══ Source material

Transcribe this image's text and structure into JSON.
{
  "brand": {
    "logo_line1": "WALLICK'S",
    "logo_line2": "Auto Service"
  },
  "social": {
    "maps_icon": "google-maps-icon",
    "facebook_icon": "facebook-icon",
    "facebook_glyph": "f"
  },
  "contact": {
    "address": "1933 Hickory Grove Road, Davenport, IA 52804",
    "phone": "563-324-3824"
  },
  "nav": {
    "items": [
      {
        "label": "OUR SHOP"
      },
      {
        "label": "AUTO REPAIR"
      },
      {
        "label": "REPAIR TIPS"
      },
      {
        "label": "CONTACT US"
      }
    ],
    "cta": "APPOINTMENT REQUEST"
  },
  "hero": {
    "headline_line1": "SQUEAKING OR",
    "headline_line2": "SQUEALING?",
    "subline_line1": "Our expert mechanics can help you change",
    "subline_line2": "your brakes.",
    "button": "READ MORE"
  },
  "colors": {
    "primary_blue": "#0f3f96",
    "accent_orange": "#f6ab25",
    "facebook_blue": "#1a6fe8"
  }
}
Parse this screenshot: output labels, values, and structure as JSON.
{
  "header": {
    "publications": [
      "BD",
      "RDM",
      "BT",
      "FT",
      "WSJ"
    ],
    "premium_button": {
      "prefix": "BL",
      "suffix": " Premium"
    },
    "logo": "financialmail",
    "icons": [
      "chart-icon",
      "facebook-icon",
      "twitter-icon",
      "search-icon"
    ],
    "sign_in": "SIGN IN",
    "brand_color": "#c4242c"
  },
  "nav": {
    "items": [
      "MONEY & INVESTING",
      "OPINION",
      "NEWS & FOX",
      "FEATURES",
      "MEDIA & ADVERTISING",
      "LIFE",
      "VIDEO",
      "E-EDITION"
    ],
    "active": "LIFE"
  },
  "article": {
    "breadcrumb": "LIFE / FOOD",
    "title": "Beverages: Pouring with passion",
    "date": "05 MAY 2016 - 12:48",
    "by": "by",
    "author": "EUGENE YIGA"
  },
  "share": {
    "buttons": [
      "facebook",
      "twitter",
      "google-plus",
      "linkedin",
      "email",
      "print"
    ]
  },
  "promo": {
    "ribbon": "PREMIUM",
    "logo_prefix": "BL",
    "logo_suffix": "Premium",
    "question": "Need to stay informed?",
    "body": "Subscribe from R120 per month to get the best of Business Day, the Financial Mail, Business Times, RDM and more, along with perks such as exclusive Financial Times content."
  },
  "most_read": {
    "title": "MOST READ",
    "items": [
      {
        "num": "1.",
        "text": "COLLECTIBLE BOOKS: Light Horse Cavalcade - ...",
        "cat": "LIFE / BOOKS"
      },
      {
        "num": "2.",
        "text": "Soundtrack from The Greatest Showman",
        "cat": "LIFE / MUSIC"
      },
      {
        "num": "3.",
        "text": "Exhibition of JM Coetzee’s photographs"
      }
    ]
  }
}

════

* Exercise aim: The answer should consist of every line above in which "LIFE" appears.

* Response for this exercise:
      "LIFE",
    "active": "LIFE"
    "breadcrumb": "LIFE / FOOD",
        "cat": "LIFE / BOOKS"
        "cat": "LIFE / MUSIC"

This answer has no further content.